Any game-changing technological advance benefits some industries and challenges others. Ratings agency Standard & Poor’s has compiled a list of winners and losers from the US shale boom in a report, Game Changer: Industry Winners And Losers From The U.S. Shale Revolution, released yesterday. Among beneficiaries of the shale boom are the petrochemical industry, which is enjoying lower… Keep reading →
New England’s dependence on fuel oil for heating is putting the region in the energy crosshairs this winter, with the average heating oil price projected to hit a record $3.81 per gallon.
The National Oceanic and Atmospheric Administration (NOAA) says it currently looks like the US winter will be slightly warmer than normal, but not nearly as warm as last winter in much of the nation. Keep reading →
Future natural gas transportation costs to New York City could be reduced with the expansion of the existing Texas Eastern Transmission pipeline from Linden, New Jersey to Manhattan, New York (see map here). On May 22, 2012, the Federal Energy Regulatory Commission (FERC)-the main jurisdictional authority over the construction of interstate natural gas pipelines in the United States-approved an 800,000 million British thermal unit (MMBtu) per day, or 800,000 dekatherms per day, expansion of the pipeline.
This project is slated to begin service in November 2013 and represents one of the biggest transportation service expansions in the Northeast during the past two decades. The project could have the following effects on the New York City market: reduce reliance on oil-fired generators, enhance the reliability of natural gas supplies, and lower transportation costs-especially in the winter. Spectra Energy secured firm transportation agreements for this expansion with these customers: Consolidated Edison (170,000 MMBtu per day); Chesapeake Energy Marketing, Inc. (425,250 MMBtu per day); and Statoil Natural Gas LLC (204,750 MMBtu per day). Keep reading →
US natural gas pipeline companies added about 2,400 miles of pipeline as part of 25 projects in 2011, helping to improve service in congested areas including California, Florida and parts of the Northeast, the Energy Information Administration said on Friday.
The new lines increased capacity by 13.7 billion cubic feet a day, about the same increase as in 2010 but less than that in 2008 and 2009 when a total of more than 60 bcf of capacity was added to keep pace with increasing shale-gas production, as well as new LNG terminals and storage facilities. Keep reading →
Larry Persily, Federal Coordinator for Alaska Natural Gas Transportation Projects, said only high oil prices are keeping state royalties from dropping even more.

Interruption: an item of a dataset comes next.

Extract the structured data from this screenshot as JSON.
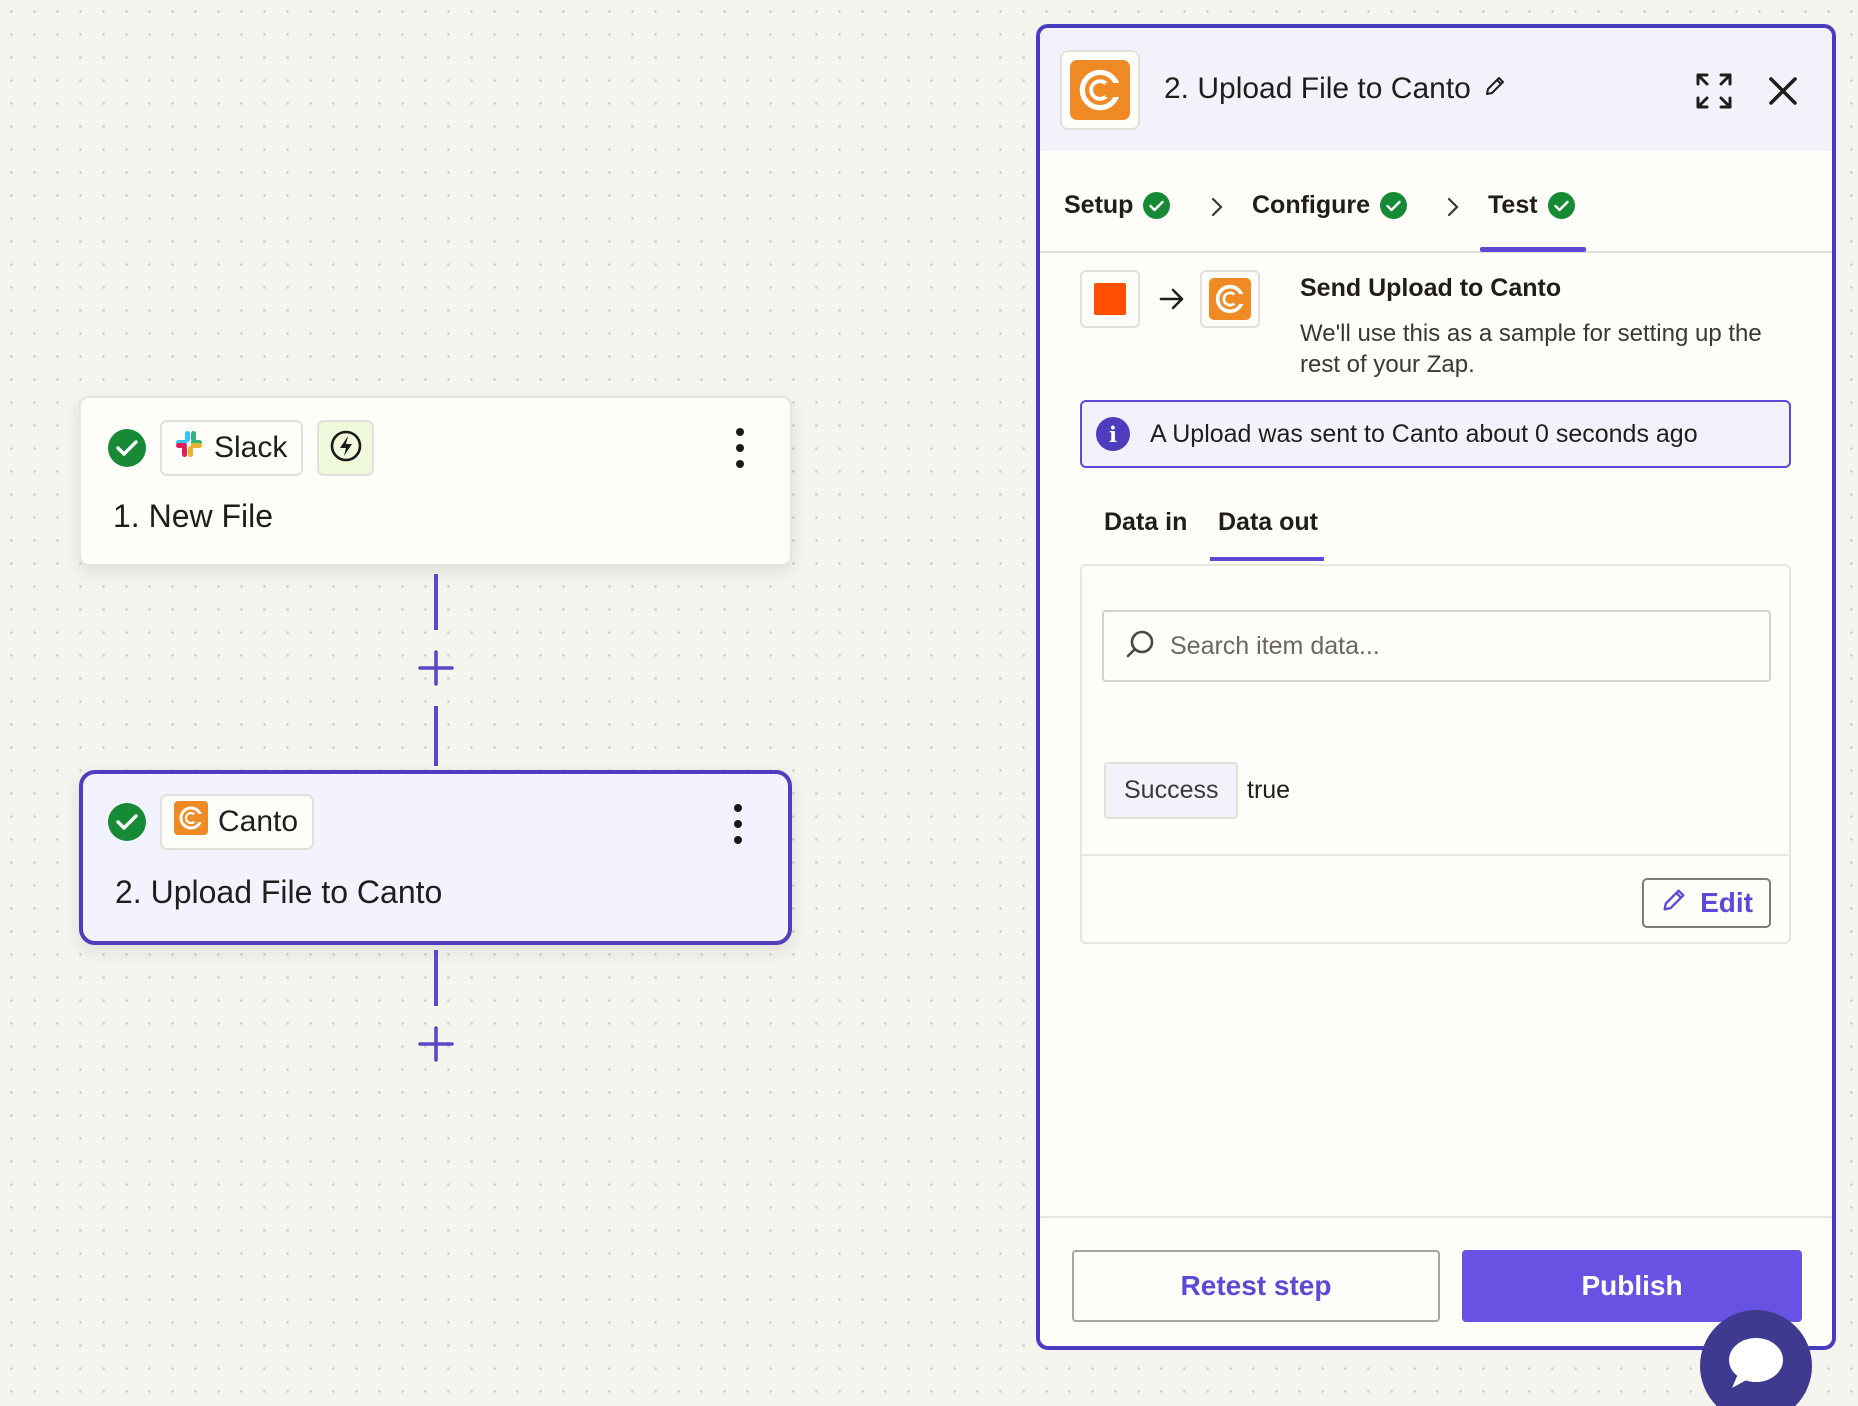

The state gets 90% of its General Fund – some $8 billion last year — from oil and gas royalties. Alaskans pay no income or sales taxes, and get an annual cash rebate from the royalty fund. Keep reading →